Is EPA proposing to allow new uses of asbestos?

Not at this moment, but the process EPA is proposing leaves a door open for uses that have been phased out to be resumed. Their process does not guarantee that these uses would not be resumed and EPA has not stated clearly that no new uses will be approved.

Could the proposed SNUR be stronger?

Yes — in two ways. First, the SNUR should apply to all discontinued uses, not simply the 15 discontinued uses identified by EPA. Second, the SNUR exempts anyone exporting a product (known as an “article”) that contains asbestos from notifying the country that will be receiving the article. There is no reason to include this exemption, and EPA should eliminate it in the final version of the rule.
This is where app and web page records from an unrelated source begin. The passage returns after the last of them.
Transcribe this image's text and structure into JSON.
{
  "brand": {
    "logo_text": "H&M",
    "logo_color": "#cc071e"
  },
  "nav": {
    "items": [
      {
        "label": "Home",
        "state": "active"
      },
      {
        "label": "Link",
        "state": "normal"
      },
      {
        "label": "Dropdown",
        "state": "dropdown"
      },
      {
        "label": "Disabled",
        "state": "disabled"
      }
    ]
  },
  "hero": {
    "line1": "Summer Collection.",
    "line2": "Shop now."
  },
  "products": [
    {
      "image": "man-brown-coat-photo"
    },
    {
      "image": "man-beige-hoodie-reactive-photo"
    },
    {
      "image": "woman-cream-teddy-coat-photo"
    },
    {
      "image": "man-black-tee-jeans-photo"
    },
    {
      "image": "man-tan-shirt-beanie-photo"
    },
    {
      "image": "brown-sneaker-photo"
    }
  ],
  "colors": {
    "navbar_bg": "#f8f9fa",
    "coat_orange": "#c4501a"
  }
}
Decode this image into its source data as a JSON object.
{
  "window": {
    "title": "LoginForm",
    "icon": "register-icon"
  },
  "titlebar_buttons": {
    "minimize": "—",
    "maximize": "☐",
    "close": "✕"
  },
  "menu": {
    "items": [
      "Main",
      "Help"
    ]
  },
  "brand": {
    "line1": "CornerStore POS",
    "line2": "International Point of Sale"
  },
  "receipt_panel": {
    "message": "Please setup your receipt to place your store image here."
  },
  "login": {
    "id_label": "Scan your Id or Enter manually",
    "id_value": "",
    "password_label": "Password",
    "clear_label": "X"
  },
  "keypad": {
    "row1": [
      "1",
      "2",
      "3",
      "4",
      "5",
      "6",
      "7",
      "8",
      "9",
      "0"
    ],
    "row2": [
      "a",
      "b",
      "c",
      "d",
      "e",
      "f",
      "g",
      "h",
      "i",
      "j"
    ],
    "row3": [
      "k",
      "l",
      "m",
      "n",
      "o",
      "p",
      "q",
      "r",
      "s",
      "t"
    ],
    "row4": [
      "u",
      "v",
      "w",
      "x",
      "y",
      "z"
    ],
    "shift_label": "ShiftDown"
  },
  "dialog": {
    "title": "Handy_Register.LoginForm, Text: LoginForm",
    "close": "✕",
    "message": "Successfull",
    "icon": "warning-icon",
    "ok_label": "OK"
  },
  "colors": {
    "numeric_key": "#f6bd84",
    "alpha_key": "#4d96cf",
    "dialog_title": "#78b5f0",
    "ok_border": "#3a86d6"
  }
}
“For asbestos, EPA is proposing a SNUR for certain uses of asbestos (including asbestos-containing goods) that would require manufacturers and importers to receive EPA approval before starting or resuming manufacturing, and importing or processing of asbestos. This review process would provide EPA with the opportunity to evaluate the intended use of asbestos and, when necessary, take action to prohibit or limit the use. Read the document. Comments are due in 60 days upon publication in the Federal Register (Docket: EPA-HQ-OPPT-2018-0159).”

“Discontinued” uses subject to the proposed Significant New Use Rule:

  1. Asbestos arc chutes
  2. Asbestos pipeline wrap
  3. Asbestos separators in fuel cells and batteries
  4. Asbestos-reinforced plastics
  5. Beater-add gaskets
  6. Extruded sealant tape
  7. Filler for acetylene cylinders
  8. High-grade electrical paper
  9. Millboard
  10. Missile liner
  11. Roofing felt
  12. Vinyl-asbestos floor tile
  13. Adhesives and Sealants
  14. Roof and Non-Roof Coatings
  15. Other Building Products (other than cement products)